Australia’s Western Sydney University (WSU), in collaboration with ProQuest, announced on February 12 that it will begin providing first-year students with no-cost access to digital textbooks through WSU’s library.
The results of the 2016 presidential election caught many by surprise. With the election of Donald Trump as the 45th president of the United States, and his immediate remaking of American policy through executive orders, public and academic librarians began to mobilize. From book displays addressing resistance and inclusivity, to graphics proclaiming that all are welcome in the library, to topical LibGuides, to online groups organized by discipline or principles, library staff and supporters across the country joined forces with like thinkers to do what they do best: share information where it’s most needed.

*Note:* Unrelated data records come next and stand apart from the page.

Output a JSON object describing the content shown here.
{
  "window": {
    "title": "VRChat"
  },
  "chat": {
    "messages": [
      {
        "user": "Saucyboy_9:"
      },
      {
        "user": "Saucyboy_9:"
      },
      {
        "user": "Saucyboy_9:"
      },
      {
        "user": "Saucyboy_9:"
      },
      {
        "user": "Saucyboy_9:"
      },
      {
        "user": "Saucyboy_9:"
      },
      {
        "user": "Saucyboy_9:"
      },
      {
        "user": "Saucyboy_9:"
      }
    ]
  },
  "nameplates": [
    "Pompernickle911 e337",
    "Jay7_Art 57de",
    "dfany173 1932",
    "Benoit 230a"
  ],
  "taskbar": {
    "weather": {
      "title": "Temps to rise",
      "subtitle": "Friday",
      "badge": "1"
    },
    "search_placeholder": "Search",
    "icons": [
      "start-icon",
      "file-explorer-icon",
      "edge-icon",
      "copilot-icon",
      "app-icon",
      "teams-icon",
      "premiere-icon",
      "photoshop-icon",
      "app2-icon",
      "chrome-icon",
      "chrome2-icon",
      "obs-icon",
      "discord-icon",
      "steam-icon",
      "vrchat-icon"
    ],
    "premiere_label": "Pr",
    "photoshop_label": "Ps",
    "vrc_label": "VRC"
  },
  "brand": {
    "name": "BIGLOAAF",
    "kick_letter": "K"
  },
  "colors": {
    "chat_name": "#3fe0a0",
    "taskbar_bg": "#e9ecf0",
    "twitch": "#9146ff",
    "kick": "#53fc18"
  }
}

In the wake of the record-breaking attendance at the January 21 Women’s March on Washington, and sister marches in over 60 cities on all seven continents, social media reported that protesters were abandoning their signs after the event. Not all of those were destined for the recycling bin, however: archivists in several cities came out to collect and preserve them.
On the afternoon of Friday, January 27, President Donald Trump signed an executive order placing a 90-day entry ban on immigrants and visitors from Iran, Iraq, Libya, Somalia, Sudan, Syria, and Yemen from entering the United States. Travelers, visa holders, and refugees from those Muslim-majority countries were stopped and detained at airports in the United States and abroad, and in a number of cases sent back overseas. The ban affects U.S. students and professors among others, stranding those traveling abroad. Academic organizations across the country have condemned the order and urged Trump to reverse it, joining the voices of citizen protesters nationwide.
To support the changing needs of faculty and students researching mass media, popular culture, and video games, the University of North Texas (UNT) Media Library, Denton, began developing a game collection in 2009. This collection first included console games and in-house access to gaming PCs and then grew to include tabletop games in 2010. Because virtual reality (VR) headsets and devices are a natural fit, we included VR equipment on our wish list until 2015, when we finally had funding for an Oculus Rift DK2 ($350).